(Items from a data source)
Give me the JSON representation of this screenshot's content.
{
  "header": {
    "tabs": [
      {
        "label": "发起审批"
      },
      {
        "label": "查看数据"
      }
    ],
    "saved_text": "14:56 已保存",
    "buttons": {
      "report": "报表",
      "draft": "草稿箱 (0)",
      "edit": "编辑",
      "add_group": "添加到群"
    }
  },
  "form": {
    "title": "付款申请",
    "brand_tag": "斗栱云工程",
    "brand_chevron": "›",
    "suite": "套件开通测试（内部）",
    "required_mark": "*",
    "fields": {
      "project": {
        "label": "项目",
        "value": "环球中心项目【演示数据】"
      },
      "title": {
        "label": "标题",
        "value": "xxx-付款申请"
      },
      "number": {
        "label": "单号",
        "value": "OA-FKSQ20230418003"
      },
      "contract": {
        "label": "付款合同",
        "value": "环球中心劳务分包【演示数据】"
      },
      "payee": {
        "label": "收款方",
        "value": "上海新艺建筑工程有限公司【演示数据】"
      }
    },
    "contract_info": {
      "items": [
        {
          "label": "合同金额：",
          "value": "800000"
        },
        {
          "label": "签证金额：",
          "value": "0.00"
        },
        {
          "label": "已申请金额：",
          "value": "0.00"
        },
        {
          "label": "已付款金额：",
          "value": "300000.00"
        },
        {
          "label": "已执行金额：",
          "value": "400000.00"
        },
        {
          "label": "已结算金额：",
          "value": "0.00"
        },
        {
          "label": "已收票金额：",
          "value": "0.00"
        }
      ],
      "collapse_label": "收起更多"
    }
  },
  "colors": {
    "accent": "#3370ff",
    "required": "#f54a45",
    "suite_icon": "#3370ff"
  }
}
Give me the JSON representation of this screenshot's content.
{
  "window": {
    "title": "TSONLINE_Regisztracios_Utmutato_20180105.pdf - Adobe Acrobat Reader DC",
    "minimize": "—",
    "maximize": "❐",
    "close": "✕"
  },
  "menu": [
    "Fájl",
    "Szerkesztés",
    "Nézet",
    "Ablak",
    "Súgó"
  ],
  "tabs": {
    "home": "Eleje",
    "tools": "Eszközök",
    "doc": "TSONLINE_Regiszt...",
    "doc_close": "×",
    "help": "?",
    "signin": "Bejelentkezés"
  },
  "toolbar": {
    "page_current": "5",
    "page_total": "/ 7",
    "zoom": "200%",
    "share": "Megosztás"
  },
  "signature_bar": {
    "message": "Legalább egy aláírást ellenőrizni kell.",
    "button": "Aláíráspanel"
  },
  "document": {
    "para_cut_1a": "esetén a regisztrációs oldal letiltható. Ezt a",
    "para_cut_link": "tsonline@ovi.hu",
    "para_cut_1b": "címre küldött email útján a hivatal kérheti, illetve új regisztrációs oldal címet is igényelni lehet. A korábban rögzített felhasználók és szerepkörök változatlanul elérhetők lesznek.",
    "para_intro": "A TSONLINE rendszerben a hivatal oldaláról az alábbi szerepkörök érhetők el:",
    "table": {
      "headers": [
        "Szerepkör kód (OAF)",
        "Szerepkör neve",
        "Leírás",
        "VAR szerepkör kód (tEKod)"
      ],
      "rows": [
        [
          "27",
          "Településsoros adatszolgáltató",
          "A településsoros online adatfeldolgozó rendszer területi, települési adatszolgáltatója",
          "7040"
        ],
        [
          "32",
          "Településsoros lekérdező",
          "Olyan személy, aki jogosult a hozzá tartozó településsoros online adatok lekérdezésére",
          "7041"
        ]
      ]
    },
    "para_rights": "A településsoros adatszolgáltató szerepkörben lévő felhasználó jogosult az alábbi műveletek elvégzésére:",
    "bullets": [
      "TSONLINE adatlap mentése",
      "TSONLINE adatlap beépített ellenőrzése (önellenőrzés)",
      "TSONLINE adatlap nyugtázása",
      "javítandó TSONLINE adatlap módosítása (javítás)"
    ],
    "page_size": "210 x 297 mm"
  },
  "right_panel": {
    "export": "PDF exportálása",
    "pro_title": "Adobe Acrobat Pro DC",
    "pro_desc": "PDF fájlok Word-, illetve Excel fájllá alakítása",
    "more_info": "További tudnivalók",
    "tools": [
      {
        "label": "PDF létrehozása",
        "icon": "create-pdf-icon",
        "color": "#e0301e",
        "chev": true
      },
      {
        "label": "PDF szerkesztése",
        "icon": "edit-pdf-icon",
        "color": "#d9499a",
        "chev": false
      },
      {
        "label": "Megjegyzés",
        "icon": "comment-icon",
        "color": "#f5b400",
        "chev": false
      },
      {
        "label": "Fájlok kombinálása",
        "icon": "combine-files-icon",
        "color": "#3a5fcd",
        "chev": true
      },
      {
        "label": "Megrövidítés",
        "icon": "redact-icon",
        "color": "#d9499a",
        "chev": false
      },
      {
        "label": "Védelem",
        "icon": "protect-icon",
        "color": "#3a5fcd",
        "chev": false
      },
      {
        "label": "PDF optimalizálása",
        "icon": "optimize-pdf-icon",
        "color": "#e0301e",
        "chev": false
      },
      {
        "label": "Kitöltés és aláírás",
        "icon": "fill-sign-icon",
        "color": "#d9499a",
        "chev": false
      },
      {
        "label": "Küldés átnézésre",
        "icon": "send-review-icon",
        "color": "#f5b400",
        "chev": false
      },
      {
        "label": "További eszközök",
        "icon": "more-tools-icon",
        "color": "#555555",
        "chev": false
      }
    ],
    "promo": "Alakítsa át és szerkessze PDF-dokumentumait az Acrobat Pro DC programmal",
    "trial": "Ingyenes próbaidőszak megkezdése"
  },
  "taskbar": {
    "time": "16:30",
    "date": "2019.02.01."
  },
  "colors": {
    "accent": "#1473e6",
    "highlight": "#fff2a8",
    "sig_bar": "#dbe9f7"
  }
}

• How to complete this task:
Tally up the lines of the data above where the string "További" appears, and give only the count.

• Solution to this exercise:
2